¶ 18 Transcontinental focuses on the phrase "agreement . . . requiring the promisor to insure" and argues that section 13-8-1 voids any agreement requiring one party in a construction contract to purchase insurance that covers liability stemming from the other party's negligence. Id. We disagree with Transcontinental's interpretation and conclude that the plain meaning of the statute voids only agreements requiring one party in a construction contract to personally insure against liability stemming from the other party's negligence. See Zettel v. Paschen Contractors, 427 N.E.2d 189, 191 (Ill.App.Ct. 1981) ("An agreement to obtain insurance is not an agreement of insurance; a person promising to obtain insurance does not by that promise become an insurer. . . ."); cf. Pickhover v. Smith's Mgmt. Corp., 771 P.2d 665, 669 (Utah Ct.App. 1989) ("An agreement to purchase insurance does not make the party agreeing to provide the insurance an indemnitor."); Brzeczek v. Standard Oil Co., 447 N.E.2d 760, 764 (Ohio Ct.App. 1982) (concluding that agreement to procure insurance is not against public policy because parties were not trying to exempt themselves from liability, but merely allocating the cost of procuring insurance from a third party).
¶ 19 In this case, the insurance provision of the subcontract agreement requires BT Gallegos to procure insurance and to name Meadow Valley as an additional insured. The provision does not, however, require BT Gallegos to personally insure or indemnify Meadow Valley for liability arising out of Meadow Valley's own negligence. Therefore, the insurance provision of the subcontract agreement does not violate section 13-8-1.
¶ 20 The trial court correctly ruled that the policy requires Transcontinental to provide coverage, investigate, defend, and indemnify Meadow Valley. Furthermore, section 13-8-1 does not prohibit BT Gallegos from purchasing insurance that will insure Meadow Valley for its own negligence.

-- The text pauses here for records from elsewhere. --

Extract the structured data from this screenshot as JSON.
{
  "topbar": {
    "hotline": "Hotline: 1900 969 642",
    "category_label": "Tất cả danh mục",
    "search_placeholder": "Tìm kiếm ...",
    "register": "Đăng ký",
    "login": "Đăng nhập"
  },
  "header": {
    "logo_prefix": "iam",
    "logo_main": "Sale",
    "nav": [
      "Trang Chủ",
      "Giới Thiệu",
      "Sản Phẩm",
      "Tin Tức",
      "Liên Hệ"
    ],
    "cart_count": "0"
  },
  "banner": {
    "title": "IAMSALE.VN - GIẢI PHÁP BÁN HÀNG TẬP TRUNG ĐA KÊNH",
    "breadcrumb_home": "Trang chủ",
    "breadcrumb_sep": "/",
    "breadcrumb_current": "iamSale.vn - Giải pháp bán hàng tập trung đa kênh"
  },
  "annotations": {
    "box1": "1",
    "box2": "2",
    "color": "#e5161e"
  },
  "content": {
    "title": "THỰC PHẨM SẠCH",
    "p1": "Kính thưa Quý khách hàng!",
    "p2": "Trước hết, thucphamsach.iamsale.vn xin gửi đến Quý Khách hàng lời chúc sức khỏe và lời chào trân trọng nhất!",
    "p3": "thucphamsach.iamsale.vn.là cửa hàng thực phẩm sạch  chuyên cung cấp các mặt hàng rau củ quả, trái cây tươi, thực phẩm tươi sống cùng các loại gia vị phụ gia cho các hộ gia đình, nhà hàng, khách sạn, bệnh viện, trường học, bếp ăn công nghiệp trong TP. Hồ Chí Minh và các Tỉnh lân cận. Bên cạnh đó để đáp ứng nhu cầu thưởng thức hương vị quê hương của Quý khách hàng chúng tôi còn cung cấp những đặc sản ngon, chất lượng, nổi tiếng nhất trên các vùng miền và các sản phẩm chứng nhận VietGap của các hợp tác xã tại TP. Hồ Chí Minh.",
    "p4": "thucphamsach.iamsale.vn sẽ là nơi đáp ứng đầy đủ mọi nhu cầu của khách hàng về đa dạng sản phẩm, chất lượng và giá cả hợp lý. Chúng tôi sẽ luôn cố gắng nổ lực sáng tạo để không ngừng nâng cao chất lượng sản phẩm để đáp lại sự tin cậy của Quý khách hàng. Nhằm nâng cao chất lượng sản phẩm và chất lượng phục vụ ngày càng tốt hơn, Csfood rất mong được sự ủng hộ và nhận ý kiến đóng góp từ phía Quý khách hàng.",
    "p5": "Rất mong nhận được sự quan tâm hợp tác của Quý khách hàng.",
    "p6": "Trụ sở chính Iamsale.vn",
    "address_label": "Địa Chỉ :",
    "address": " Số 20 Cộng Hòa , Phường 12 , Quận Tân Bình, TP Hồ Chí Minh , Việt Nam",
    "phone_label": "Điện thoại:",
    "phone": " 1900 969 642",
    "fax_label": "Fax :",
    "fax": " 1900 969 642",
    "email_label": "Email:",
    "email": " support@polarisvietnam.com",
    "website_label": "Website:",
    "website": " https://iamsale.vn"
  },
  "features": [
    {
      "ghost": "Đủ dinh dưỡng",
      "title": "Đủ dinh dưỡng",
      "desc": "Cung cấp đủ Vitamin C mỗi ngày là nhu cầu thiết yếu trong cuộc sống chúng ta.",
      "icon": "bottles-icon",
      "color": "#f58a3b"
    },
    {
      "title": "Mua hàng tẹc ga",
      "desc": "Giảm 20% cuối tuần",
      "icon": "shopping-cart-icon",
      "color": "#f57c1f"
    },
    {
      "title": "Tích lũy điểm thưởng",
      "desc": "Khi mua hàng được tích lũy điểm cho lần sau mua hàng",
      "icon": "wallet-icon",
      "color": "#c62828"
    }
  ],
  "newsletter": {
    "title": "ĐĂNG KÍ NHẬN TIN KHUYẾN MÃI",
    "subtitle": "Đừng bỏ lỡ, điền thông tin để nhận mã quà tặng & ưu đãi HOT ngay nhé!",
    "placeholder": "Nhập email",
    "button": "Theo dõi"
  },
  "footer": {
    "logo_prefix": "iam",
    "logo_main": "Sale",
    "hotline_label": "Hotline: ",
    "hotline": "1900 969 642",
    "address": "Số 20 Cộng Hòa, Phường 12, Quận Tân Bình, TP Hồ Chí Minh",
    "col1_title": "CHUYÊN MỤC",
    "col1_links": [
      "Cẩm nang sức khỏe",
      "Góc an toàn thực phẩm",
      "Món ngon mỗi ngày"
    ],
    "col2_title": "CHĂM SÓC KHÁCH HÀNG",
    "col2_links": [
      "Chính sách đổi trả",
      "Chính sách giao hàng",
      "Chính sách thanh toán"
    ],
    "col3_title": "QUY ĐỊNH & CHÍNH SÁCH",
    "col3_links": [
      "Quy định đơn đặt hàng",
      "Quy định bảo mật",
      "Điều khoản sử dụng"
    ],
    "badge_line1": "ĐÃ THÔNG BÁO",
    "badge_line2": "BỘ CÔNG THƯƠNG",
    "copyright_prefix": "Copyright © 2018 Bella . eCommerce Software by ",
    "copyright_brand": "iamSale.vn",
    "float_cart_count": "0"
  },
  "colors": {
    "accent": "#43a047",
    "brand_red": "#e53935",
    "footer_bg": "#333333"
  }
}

¶ 21 Accordingly, we affirm.
Russell W. Bench, Judge.
¶ 22 WE CONCUR: Pamela T. Greenwood, Presiding Judge and James Z. Davis, Judge.